Modern Art Icons by Louis Vutton Foundation
The impressive Shchukin Collection with geniuses of Impressionism and the avant-garde of the 20th century can be visited until February 20, 2017.
This exhibition, which is one of the highlights of the 2016-2017 Franco-Russian cultural tourism year, pays homage to one of the greatest art patrons of the early 20th century, Sergei Shchukin, a Russian visionary collector of modern art French and impeller in Russia of a series of great artists that arose by the influence of the French avant-garde movement.
The exhibition has received a generous contribution from the Hermitage Museum and the Pushkin Museum and the participation of both in the elaboration of the project, presents a significant set of 160 masterpieces by Impressionist, Post-Impressionist and Modern artists of the Shchukin Collection, with special Emphasis on the art of Monet, Cézanne, Gauguin, Matisse and Picasso, Renoir and Van Gogh among other great artists.
A splendid collection of art.
There were several art collectors in the Shchukin family. Sergei’s brother, Piotr Shchukin, built an important collection of ancient Russian art and artifacts and owned several Impressionist masterpieces, while his brother Dimitri Shchukin assembled «Moscow’s finest collection of Ancient Masters» who eventually entered the Pushkin Museum. Another brother, Ivan, also collected art.
Shchukin made his first art purchases after a trip to Paris in 1897, when he bought his first Monet. He later bought numerous works from a total of 258 paintings that adorned the walls of his palace in Moscow.

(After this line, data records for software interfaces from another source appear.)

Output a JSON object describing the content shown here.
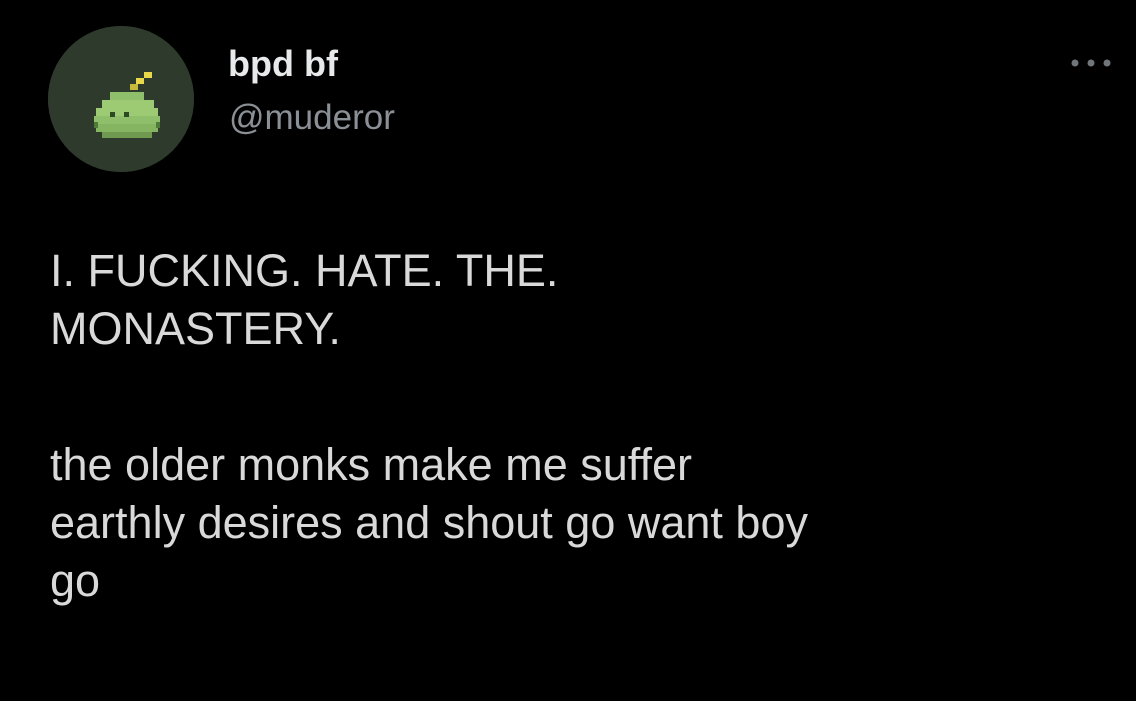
{
  "author": {
    "display_name": "bpd bf",
    "handle": "@muderor",
    "avatar_icon": "green-blob-pixel-avatar",
    "avatar_bg": "#2e3a2c"
  },
  "menu": {
    "more_icon": "more-options-icon"
  },
  "tweet": {
    "headline": "I. FUCKING. HATE. THE.\nMONASTERY.",
    "body": "the older monks make me suffer\nearthly desires and shout go want boy\ngo"
  },
  "colors": {
    "background": "#000000",
    "primary_text": "#e7e9ea",
    "secondary_text": "#8b9096"
  }
}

In 1914, Shchukin owned thirteen Monets, including the iconic «Lady in the Garden» and a smaller but complete version of «Picnic», three Renoir, eight Cézanne, including the famous «Carnival» (Mardi Gras), four Van Gogh, Sixteenth Gauguin of the Tahitian period of the painter, etc. Shchukin was particularly notable for his long association with Matisse, who decorated his mansion and created one of his iconic paintings, La Danse, especially for Shchukin. La Danse is commonly recognized as «a key point in the career of Matisse and in the development of modern painting.»
The collection also featured fifty works by Pablo Picasso, including most of his earliest Cubist works, such as Three Women as well as important landscapes, but also some key pieces from the Blue and Pink periods. In 1909, Shchukin opened his home on Sundays for public hearings, introducing French avant-garde painting to the leading Russian artists of the moment.

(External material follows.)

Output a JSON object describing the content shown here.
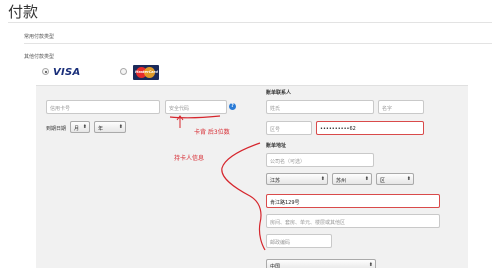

After the revolution.
After the Revolution of 1917, the government appropriated its collection (decree of the Council of the People’s Commissioners, signed Lenin, November 8, 1918), while Shchukin escaped to Paris, where he died in 1936. His mansion in Moscow Became the State Museum of New Western Art, being section II the mansion and the collection of the other famous Russian pattern Ivan Morozov. Eventually (1928), the two sections were combined In 1948 the State Museum of New Western Art was closed by a decree signed by Stalin due to its allegedly bourgeois, cosmopolitan and ill-oriented works of art. The two collections were randomly divided between the Pushkin Museum of Fine Arts and the State Museum of the Hermitage in St. Petersburg.
The revolutionary collector who changed the course of Russian art.

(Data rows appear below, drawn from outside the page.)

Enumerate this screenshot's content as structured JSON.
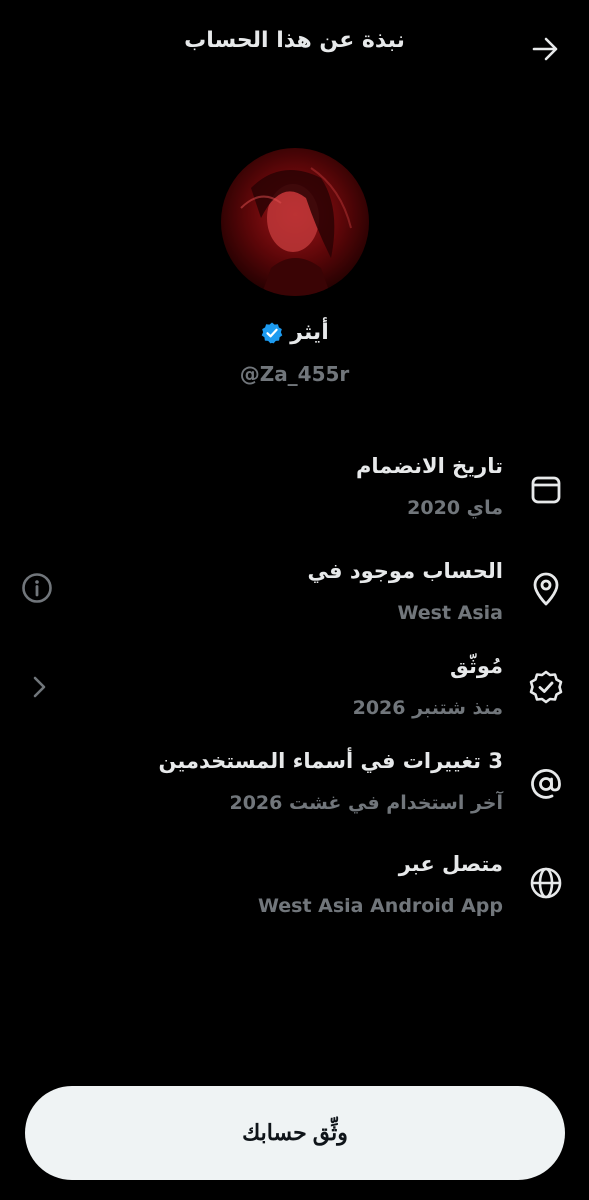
{
  "header": {
    "title": "نبذة عن هذا الحساب",
    "back_icon": "arrow-right-icon"
  },
  "profile": {
    "display_name": "أيثر",
    "handle": "@Za_455r",
    "verified": true,
    "verified_color": "#1d9bf0",
    "avatar_icon": "profile-photo"
  },
  "info": [
    {
      "title": "تاريخ الانضمام",
      "value": "ماي 2020",
      "icon": "calendar-icon"
    },
    {
      "title": "الحساب موجود في",
      "value": "West Asia",
      "icon": "location-pin-icon"
    },
    {
      "title": "مُوثّق",
      "value": "منذ شتنبر 2026",
      "icon": "verified-badge-icon"
    },
    {
      "title": "3 تغييرات في أسماء المستخدمين",
      "value": "آخر استخدام في غشت 2026",
      "icon": "at-sign-icon"
    },
    {
      "title": "متصل عبر",
      "value": "West Asia Android App",
      "icon": "globe-icon"
    }
  ],
  "side_icons": {
    "info": "info-circle-icon",
    "chevron": "chevron-left-icon"
  },
  "cta": {
    "label": "وثِّق حسابك"
  },
  "colors": {
    "background": "#000000",
    "text": "#e7e9ea",
    "muted": "#71767b",
    "accent": "#1d9bf0",
    "button_bg": "#eff3f4"
  }
}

Thanks to Shchukin’s extraordinary ability to select only representative masterpieces, Russian artists such as Mikhail Larionov, Kazimir Malevich, Vladimir Tatlin and countless great female artists such as Goncharova, Exter, Rozanova, or Liubov Popova, to whom we are fortunate able to contemplate in the Thyssen Museum of Madrid.
These great contemporary revolutionary painters were able to acquire an immediate knowledge of the latest and important events of modern art without even having to go to Paris. Shchukin owned 38 of Matisse’s most outstanding works, as well as 50 paintings by Picasso (at that time the most important collection of the genius of Malaga).
An exhibition that can not be missed.
The exhibition ‘Icons of Modern Art. The Shchukin Collection’, curated by Anne Baldassari, and the inauguration at the Louis Vuitton Paris Foundation this autumn (October 22-February 20, 2017), will play several important roles. First, it will be possible to distinguish the Shchukin collection from that of Morozov, with which he has so far been inextricably linked, and thus fully appreciate the brilliance and coherence of his artistic judgment. Morozov also bought important paintings, but always slightly in the shadow of Shchukin.
Unlike Shchukin he relied on a team of advisors, and never opened his collection to the public. The juxtaposition of paintings from the Shchukin collection with works selected by the pre-revolutionary Russian avant-garde emphasizes the remarkable role played by this modest and austere man in the modern movement, promoting the work of some of his greatest exponents.